Deals and delays for Dixie

  After a five-year Forest Service study found that cattle have eaten 94 percent of their allotted grass on the east slope of Boulder Mountain in southern Utah, Dixie National Forest ranger Marvin Turner made a decision. On June 1, Turner told cattlemen to reduce their grazing levels by 42 percent. Ranchers cried foul, and three months later, Turner's superior, Deputy Regional Forester Jack Blackwell, delayed the order until an outside committee can review the Forest Service data. Blackwell agrees that one look at the trampled vegetation on Boulder Mountain justifies cattle reduction, says agency spokeswoman Cindy Chojnacky, but the new study will "clear the air."


After Turner cut grazing, irate ranchers alleged the Forest Service falsified data to support fewer cows. Ranching advocate Carol Greer of Boulder, Utah, says she found five copies of the Forest Service report, each with a different set of numbers. "The Forest Service is caught in a fib so blatant it will be pretty difficult to deny-but they will," says Greer.

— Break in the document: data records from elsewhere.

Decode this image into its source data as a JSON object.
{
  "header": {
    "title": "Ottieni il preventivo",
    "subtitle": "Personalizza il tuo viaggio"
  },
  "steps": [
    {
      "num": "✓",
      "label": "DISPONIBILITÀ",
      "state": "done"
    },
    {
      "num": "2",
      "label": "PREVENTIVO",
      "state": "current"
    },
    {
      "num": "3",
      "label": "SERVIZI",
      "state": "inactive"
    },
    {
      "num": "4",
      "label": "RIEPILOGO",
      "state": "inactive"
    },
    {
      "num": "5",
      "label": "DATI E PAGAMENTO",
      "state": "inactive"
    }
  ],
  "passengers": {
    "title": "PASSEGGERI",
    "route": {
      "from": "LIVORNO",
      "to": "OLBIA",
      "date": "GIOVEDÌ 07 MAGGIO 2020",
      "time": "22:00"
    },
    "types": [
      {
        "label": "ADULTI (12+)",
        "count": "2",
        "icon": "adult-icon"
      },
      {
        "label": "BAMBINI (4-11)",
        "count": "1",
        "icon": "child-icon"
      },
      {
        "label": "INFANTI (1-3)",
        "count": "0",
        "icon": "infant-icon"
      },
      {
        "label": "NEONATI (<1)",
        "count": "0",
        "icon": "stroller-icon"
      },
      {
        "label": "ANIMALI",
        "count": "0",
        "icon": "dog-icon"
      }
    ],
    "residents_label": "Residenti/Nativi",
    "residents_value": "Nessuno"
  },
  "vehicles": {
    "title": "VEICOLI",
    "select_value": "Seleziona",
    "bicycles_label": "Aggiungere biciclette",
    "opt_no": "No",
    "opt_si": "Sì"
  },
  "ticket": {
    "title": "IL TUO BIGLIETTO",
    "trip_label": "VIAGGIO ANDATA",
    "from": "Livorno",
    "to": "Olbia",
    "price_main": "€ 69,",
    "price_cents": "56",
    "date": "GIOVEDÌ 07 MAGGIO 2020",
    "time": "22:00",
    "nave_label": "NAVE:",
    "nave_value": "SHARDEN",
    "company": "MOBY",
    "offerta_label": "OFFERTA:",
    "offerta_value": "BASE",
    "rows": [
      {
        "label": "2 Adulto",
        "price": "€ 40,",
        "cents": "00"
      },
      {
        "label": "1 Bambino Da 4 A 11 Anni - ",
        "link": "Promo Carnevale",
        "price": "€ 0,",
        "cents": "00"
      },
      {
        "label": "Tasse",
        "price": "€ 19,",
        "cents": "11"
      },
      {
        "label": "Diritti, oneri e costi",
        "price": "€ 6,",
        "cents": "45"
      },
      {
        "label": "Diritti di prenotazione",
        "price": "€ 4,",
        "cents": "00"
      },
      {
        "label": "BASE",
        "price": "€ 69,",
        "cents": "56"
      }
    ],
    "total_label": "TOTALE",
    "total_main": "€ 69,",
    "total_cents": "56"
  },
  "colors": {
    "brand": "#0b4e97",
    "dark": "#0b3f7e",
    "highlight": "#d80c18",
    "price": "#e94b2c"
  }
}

On behalf of the ranchers, state Rep. Met Johnson appealed Turner's decision and asked U.S. Attorney General Janet Reno for a federal investigation into the Forest Service study.


Environmentalists believe a new study is a waste of time. Says Ken Rait of the Southern Utah Wilderness Alliance, "the Forest Service kowtows to local cattlemen while Boulder Mountain gets crapped."


*Heather Abel